[Material provided — start]

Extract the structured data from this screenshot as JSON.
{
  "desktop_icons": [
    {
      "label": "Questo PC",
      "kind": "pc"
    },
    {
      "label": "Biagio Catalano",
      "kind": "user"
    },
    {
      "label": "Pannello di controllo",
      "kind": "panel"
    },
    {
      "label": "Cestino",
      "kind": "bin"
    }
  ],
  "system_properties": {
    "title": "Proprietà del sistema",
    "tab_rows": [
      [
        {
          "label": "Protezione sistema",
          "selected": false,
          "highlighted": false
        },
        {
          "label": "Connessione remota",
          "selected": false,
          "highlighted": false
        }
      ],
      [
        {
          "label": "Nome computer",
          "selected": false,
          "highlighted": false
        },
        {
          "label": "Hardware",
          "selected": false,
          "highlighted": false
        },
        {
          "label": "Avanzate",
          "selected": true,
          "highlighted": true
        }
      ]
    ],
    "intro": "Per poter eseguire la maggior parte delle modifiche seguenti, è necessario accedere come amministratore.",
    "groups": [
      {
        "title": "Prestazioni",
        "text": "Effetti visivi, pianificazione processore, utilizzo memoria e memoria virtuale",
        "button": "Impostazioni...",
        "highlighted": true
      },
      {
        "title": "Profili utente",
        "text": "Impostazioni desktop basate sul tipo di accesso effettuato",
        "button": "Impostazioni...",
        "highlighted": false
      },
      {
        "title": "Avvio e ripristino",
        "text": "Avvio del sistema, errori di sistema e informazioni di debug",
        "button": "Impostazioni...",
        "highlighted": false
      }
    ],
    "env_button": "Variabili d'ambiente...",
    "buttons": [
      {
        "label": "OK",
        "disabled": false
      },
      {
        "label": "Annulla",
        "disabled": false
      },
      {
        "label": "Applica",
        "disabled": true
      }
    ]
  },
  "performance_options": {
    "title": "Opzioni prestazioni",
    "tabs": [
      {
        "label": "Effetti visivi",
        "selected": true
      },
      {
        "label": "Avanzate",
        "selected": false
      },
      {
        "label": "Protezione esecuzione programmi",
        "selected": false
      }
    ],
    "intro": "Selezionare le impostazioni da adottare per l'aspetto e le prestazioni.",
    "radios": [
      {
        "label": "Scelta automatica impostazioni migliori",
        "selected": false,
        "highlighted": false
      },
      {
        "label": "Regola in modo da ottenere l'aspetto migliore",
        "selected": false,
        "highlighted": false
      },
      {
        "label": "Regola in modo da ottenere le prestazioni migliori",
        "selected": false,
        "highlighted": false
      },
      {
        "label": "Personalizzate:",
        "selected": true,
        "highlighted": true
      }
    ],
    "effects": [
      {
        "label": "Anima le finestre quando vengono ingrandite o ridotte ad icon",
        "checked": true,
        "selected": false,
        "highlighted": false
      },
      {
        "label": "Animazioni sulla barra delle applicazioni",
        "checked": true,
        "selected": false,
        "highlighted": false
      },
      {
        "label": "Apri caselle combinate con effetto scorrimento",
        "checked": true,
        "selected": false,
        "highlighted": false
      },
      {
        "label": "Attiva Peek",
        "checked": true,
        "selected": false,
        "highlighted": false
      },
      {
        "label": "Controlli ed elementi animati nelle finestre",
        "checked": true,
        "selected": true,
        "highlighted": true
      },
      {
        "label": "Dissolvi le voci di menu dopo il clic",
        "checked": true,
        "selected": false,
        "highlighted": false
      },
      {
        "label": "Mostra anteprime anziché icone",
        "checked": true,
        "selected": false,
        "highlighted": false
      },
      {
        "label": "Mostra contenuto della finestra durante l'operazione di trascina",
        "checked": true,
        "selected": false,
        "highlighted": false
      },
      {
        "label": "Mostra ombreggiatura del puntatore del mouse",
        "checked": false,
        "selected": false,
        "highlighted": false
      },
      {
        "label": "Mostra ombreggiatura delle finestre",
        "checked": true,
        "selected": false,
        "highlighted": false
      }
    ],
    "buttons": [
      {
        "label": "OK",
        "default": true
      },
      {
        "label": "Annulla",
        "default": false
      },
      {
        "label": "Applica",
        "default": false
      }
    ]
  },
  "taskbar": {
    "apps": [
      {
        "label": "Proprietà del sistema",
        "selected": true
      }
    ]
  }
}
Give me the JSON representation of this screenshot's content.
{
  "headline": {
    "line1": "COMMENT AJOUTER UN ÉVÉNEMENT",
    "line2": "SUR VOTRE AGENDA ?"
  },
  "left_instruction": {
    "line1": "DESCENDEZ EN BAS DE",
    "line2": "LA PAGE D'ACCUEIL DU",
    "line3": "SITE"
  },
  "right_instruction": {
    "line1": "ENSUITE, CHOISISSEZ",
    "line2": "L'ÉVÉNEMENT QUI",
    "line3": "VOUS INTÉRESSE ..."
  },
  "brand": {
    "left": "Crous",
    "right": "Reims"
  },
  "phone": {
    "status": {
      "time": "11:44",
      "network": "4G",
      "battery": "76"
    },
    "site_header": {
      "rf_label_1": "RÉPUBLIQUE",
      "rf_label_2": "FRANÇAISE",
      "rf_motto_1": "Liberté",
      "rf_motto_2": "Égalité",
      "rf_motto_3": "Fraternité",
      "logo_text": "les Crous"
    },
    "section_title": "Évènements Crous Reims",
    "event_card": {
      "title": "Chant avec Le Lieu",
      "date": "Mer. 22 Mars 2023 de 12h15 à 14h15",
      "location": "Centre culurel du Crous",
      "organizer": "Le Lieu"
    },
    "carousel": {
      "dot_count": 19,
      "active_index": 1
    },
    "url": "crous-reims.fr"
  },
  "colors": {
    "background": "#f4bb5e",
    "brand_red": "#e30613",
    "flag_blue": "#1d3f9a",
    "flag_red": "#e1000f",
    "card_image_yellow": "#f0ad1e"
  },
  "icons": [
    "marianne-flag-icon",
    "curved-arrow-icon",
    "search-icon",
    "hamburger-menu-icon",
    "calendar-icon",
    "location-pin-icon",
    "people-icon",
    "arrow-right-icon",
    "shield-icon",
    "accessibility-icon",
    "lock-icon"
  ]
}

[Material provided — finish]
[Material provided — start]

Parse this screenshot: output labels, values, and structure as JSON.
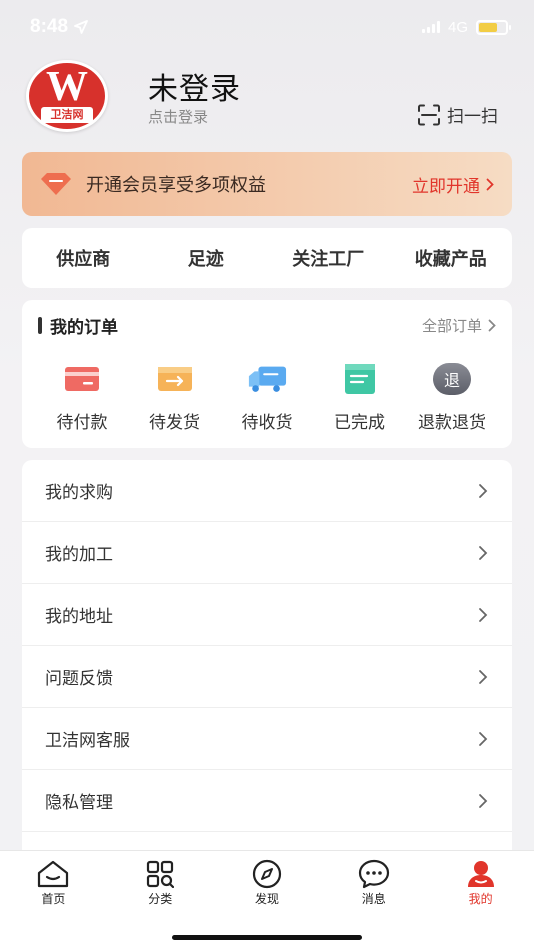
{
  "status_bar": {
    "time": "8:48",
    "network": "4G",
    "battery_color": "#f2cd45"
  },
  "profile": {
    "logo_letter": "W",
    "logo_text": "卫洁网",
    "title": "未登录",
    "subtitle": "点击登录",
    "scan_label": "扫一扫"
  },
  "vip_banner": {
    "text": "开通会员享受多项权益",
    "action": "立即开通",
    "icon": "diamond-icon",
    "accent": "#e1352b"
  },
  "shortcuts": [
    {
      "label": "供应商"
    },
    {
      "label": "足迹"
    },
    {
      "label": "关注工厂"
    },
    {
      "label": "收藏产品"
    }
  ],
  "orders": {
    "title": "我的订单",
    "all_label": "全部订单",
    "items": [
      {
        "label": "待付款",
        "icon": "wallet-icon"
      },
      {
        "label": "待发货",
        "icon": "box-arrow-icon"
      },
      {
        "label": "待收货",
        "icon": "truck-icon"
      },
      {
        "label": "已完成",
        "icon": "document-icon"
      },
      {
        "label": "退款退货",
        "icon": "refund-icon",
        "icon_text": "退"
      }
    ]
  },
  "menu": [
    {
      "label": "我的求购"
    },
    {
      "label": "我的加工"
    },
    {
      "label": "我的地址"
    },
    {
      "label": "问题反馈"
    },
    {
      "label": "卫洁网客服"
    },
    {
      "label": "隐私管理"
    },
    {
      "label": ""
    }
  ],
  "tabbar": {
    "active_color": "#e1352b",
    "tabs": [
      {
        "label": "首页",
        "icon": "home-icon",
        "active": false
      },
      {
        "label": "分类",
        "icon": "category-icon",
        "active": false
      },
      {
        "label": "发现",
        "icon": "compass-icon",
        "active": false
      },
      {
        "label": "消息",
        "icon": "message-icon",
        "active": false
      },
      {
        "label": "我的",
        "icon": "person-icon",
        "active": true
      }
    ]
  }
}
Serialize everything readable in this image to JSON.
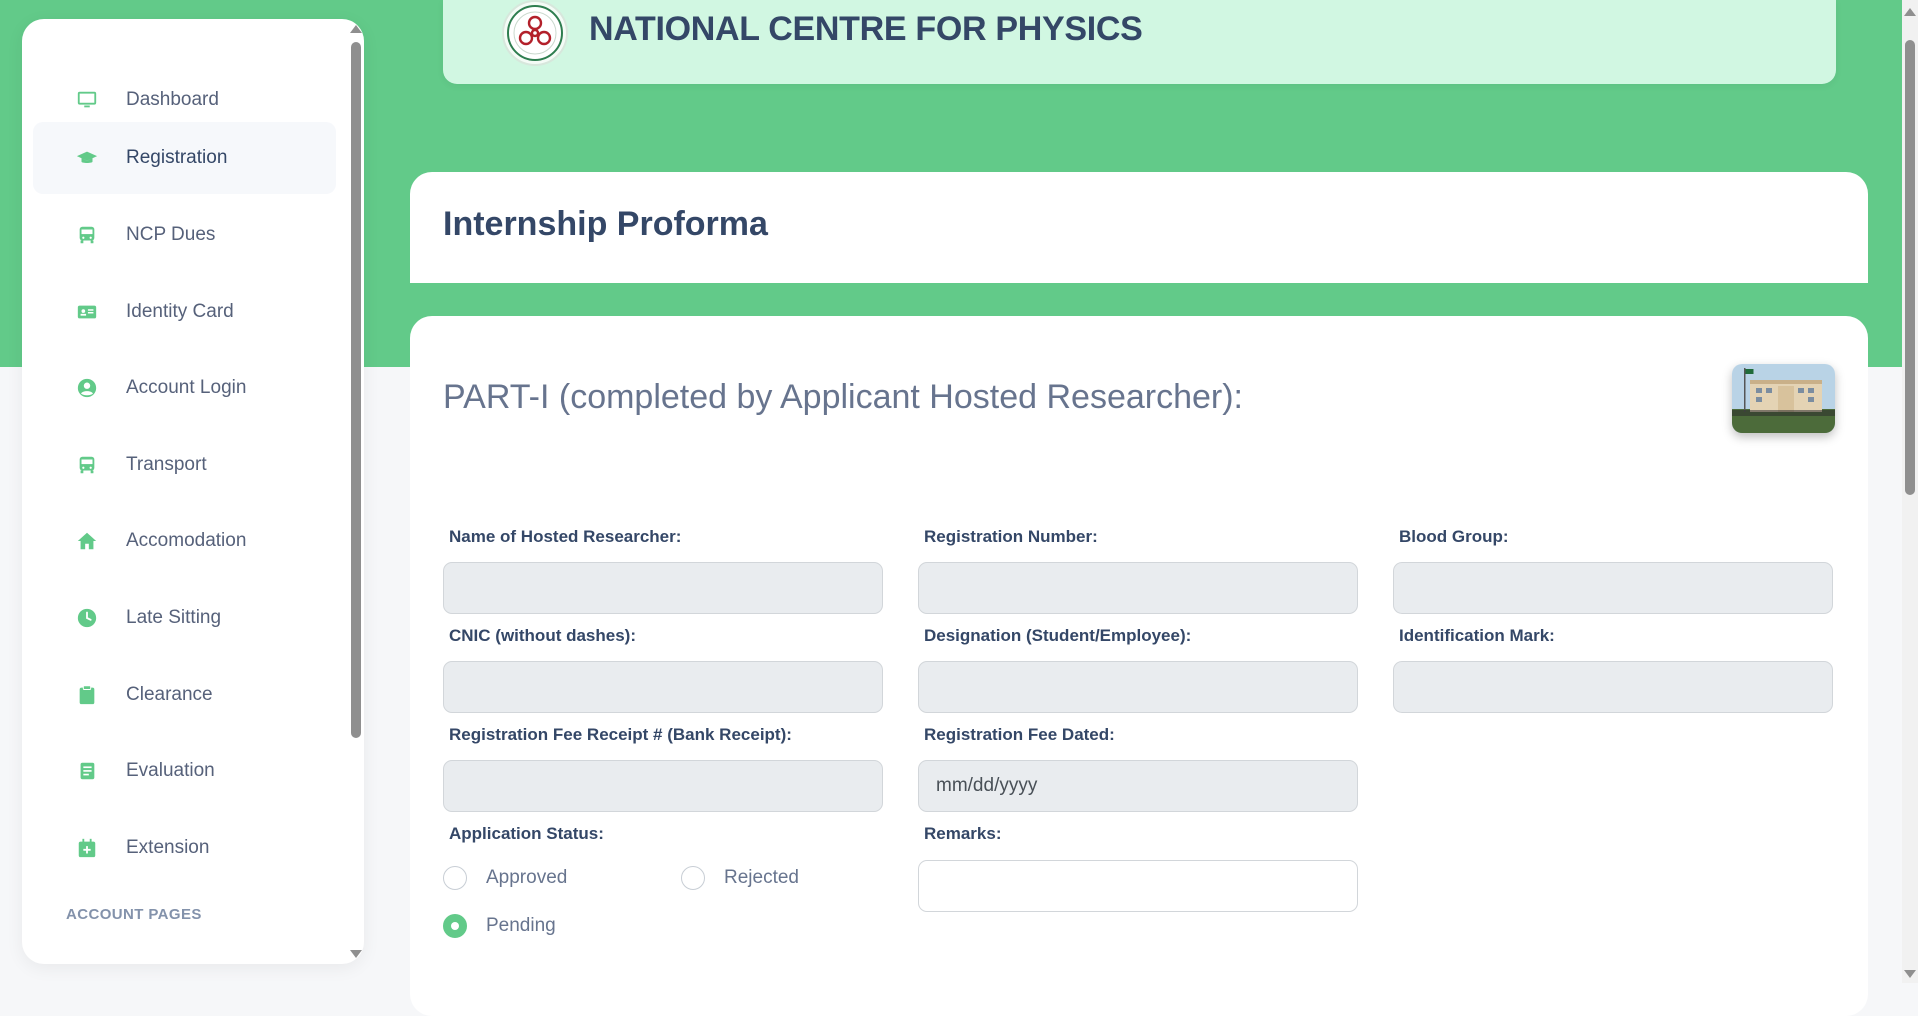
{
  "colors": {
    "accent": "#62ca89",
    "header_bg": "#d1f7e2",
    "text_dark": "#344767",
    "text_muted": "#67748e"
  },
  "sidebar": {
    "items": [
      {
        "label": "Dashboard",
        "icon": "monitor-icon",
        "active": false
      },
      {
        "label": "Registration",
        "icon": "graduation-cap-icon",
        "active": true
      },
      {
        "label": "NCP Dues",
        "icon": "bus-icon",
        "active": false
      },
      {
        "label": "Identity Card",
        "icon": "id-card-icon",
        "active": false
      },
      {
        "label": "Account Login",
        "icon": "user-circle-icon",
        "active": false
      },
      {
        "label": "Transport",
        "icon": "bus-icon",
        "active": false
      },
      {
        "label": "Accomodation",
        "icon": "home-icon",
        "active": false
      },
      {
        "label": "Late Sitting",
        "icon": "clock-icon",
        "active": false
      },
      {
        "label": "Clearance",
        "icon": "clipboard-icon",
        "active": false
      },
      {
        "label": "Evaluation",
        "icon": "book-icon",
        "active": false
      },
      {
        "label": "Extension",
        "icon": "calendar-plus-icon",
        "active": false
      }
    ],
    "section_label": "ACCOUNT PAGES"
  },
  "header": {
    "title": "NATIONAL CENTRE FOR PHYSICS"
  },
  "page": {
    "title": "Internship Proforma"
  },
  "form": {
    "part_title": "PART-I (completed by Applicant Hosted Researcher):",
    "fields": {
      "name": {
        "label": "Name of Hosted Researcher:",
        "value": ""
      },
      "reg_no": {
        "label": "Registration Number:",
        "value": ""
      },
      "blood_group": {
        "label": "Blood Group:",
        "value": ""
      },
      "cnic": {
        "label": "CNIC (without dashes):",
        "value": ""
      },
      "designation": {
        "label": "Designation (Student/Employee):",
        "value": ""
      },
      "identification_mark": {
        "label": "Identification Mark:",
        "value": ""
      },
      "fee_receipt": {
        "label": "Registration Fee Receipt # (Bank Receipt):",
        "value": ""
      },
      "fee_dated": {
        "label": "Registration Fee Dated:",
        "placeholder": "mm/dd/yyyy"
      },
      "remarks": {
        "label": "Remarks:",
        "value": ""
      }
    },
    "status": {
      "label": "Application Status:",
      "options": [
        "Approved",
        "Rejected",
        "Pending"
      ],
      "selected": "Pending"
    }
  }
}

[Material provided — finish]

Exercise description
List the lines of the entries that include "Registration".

The completed task
        "label": "Registration",
        "label": "Registration Number:",
        "label": "Registration Fee Receipt # (Bank Receipt):",
        "label": "Registration Fee Dated:",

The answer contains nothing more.